The event doesn’t have the glitz and glamor of some banquets. There are more blue jeans than little black dresses.
But, that does not diminish what it stands for.
The awards are often referred to as the Banker awards since the prizes and annual district banquet are sponsored by the bankers in the county. In Barton County, agricultural producers and/or owners of rural property are nominated by family, friends or peers.
A committee made up of local and state officials, bankers and others involved in agriculture tour the nominated sites in October and vote on a winner. Sometimes, members of the committee can suggest a deserving candidate.
Sadly, in our halls of power, agricultural producers get a bad rap. Regulations limiting this or controlling that are passed to curtail the “environmental threats” posed by farming.
Even more unfortunate is the fact that many residents around here don’t understand farming. But one just has to spend a few minutes talking with a farmer, especially those honored via these awards, to have their minds opened.

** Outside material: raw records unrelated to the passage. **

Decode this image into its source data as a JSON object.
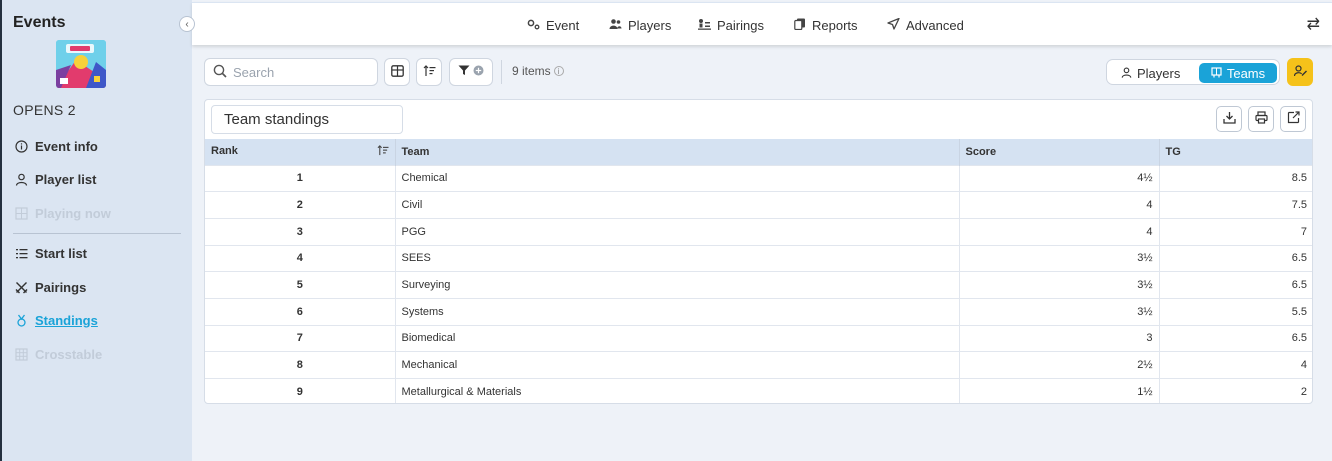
{
  "sidebar": {
    "title": "Events",
    "event_name": "OPENS 2",
    "collapse_icon": "chevron-left-icon",
    "items": [
      {
        "label": "Event info",
        "icon": "info-icon",
        "state": "normal"
      },
      {
        "label": "Player list",
        "icon": "user-icon",
        "state": "normal"
      },
      {
        "label": "Playing now",
        "icon": "grid-icon",
        "state": "disabled"
      },
      {
        "label": "Start list",
        "icon": "list-icon",
        "state": "normal"
      },
      {
        "label": "Pairings",
        "icon": "swords-icon",
        "state": "normal"
      },
      {
        "label": "Standings",
        "icon": "medal-icon",
        "state": "active"
      },
      {
        "label": "Crosstable",
        "icon": "table-icon",
        "state": "disabled"
      }
    ]
  },
  "topnav": {
    "items": [
      {
        "label": "Event",
        "icon": "gears-icon"
      },
      {
        "label": "Players",
        "icon": "users-icon"
      },
      {
        "label": "Pairings",
        "icon": "pairings-icon"
      },
      {
        "label": "Reports",
        "icon": "copy-icon"
      },
      {
        "label": "Advanced",
        "icon": "send-icon"
      }
    ]
  },
  "toolbar": {
    "search_placeholder": "Search",
    "search_value": "",
    "items_count": "9 items",
    "toggle": {
      "players_label": "Players",
      "teams_label": "Teams",
      "selected": "Teams"
    }
  },
  "panel": {
    "title": "Team standings"
  },
  "table": {
    "columns": [
      "Rank",
      "Team",
      "Score",
      "TG"
    ],
    "rows": [
      [
        "1",
        "Chemical",
        "4½",
        "8.5"
      ],
      [
        "2",
        "Civil",
        "4",
        "7.5"
      ],
      [
        "3",
        "PGG",
        "4",
        "7"
      ],
      [
        "4",
        "SEES",
        "3½",
        "6.5"
      ],
      [
        "5",
        "Surveying",
        "3½",
        "6.5"
      ],
      [
        "6",
        "Systems",
        "3½",
        "5.5"
      ],
      [
        "7",
        "Biomedical",
        "3",
        "6.5"
      ],
      [
        "8",
        "Mechanical",
        "2½",
        "4"
      ],
      [
        "9",
        "Metallurgical & Materials",
        "1½",
        "2"
      ]
    ]
  },
  "colors": {
    "accent": "#1aa3d8",
    "yellow_button": "#f5c21a",
    "sidebar_bg": "#dbe5f2",
    "table_header_bg": "#d5e2f2"
  }
}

These producers love their land. They are passionate about the profession.
Protecting the soil, the water and the air is important to them. First, their livelihood relies on these things. Second, they feel a bond with the world around them.
The 2012 winners are:  Kenneth and Cynthia Bitter, Powell, Ohio, Soil Conservation; Dale Unruh, rural Pawnee Rock, and Roland Schmidt, Newton, Water Conservation; and Great Bend Feeding Inc., Water Quality.
These folks are to be commended for their efforts.
Dale Hogg